If your distributed system supports some form of scale minimization, you may feel a temptation to solve a variety of semi-related problems with the same “one box.” It’s more efficient to reuse code, after all. Unfortunately, it is also easy to go wrong here and end up creating a suboptimal experience for everyone. Do you really understand and appreciate the distinct use cases for your one box infrastructure, or are you building “one box to rule them all”?
Let’s look at a few reasons to have a one box environment:
- To allow a support engineer to locally reproduce and debug a problem seen in the production system.
- To enable an internal group to run their software together with yours without the need for a hosted instance.
- To offer a low-friction “playground” environment for external customers of your system.
- To facilitate automated integration tests of your system.
- To help your engineers perform interactive exploration and experimentation with the features of your system.
If we squint, we can see some commonality among the different scenarios but the devil is in the details. I will drill down into these examples and offer questions and considerations to help motivate the right solutions.
Consider the support engineer, pressed for time, attempting to find the root cause of a pernicious production problem. A debugging session is easiest when the number of debuggees is as small as possible. Does your one box create many distinct processes or can they all be faithfully and easily collapsed to one? Can you quickly and easily load pre-created data and state (e.g. that which was produced on a production node)? Is it possible to generate crash dumps on fatal errors or asserts? You may also want to consider why you are resorting to a local repro; it could be a sign of diagnostic deficiencies (insufficient logging/tracing, etc.).
As for the internal group with dependencies on your system, they are likely going to take new builds from you as often as you can provide them. It is particularly important that prior versions can be replaced by newer ones with a minimum of hassle. Can they easily setup and instantiate your one box, e.g. with XCOPY deployment and a startup script? Is the teardown/refresh step just as easy? Does your one box require machine-wide configuration steps or administrative privileges? You may also want to consider if this team really needs a one box solution from you or if they are overcompensating for inappropriately tight coupling to externals.
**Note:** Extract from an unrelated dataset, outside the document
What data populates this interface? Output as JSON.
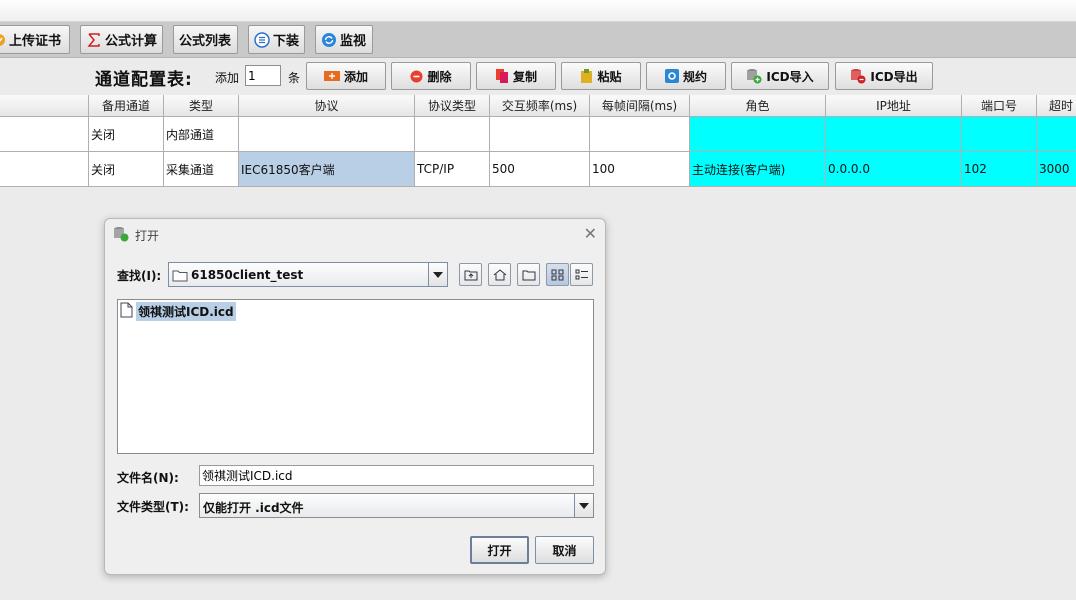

For the external customers in search of a playground, you should determine if they want a one box or just a simulator/emulator. How “external” are they (first party vs. third party)? It may not be advisable (or allowable depending on licenses or intellectual property rights) to ship internal system libraries that would normally make up a one box solution to such a customer. In any case, simplicity is the key. Verbose configuration files and fancy debugging features appropriate for a support engineer or internal customer probably won’t fly here. Is a graphical UI warranted? How much automation or scripting capabilities do they need, if any?
As the esteemed J.B. Rainsberger (aka @jbrains) will tell you, integrated tests are a scam. But many engineering teams still rely on them and consider a one box solution a necessary tool to enable them. Does your one box operate in an automation-friendly “silent mode” (no UI, no prompts)? Is it easy to distinguish failures in the one box infrastructure from test failures? Is it possible (or desirable) for multiple tests to share the same one box “instance” and benefit from the same initialization steps? Can the complete diagnostic output of the one box session be gathered easily in the event of a failure? You may also want to consider the advice of Mr. Rainsberger; are these one box integration tests really adding value or are you just missing a fast, isolated unit test suite?
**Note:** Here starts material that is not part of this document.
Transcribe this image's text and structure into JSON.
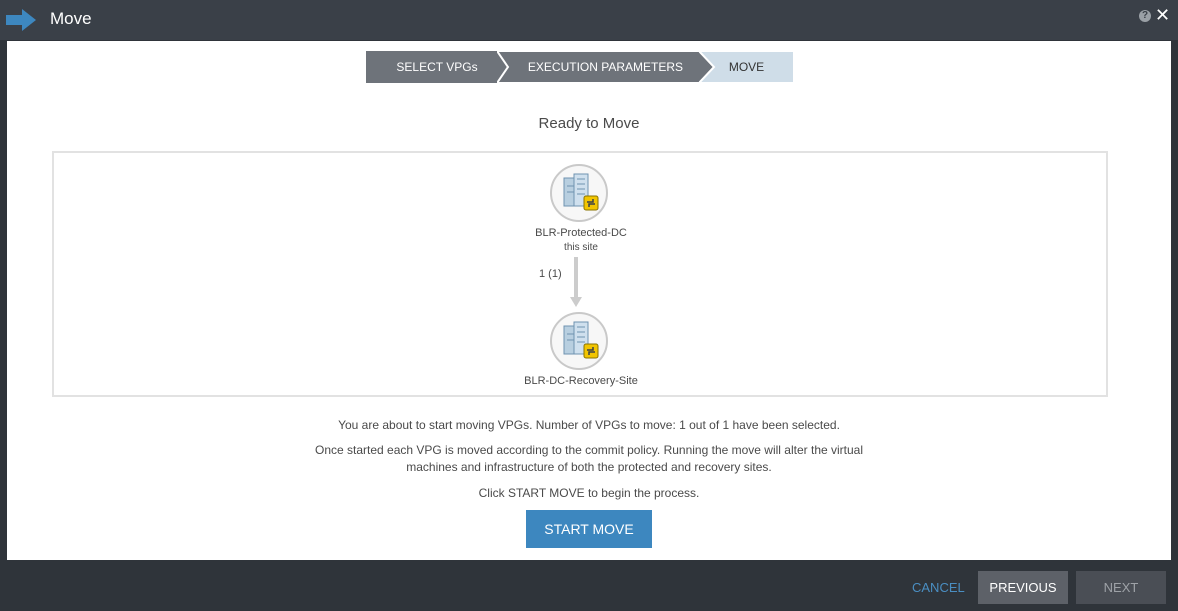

Finally, we have the interactive and exploratory use case — perhaps a sort of “dogfooding” scenario. It can be informative and enlightening to actually use the software you are building. For complex distributed systems, a one box solution could lower the barrier to entry here. Is there an interactive shell/console to help drive useful workloads as they come to an engineer’s mind? This might be better than requiring that everyone build a custom client application. Is the one box system a normal build target which can be recompiled automatically as code changes are made? Is it configurable enough to facilitate meaningful experiments (e.g. imagine probing for performance issues by tweaking background thread counts and timer values)? Does it run without tweaks by having a useful default configuration?
As you can see, there are myriad pointed questions to ask yourself and your users before you ship “the” one-box-fits-all solution. Always keep in mind the goals and non-goals of your one box story and help build the right tool(s) for the job.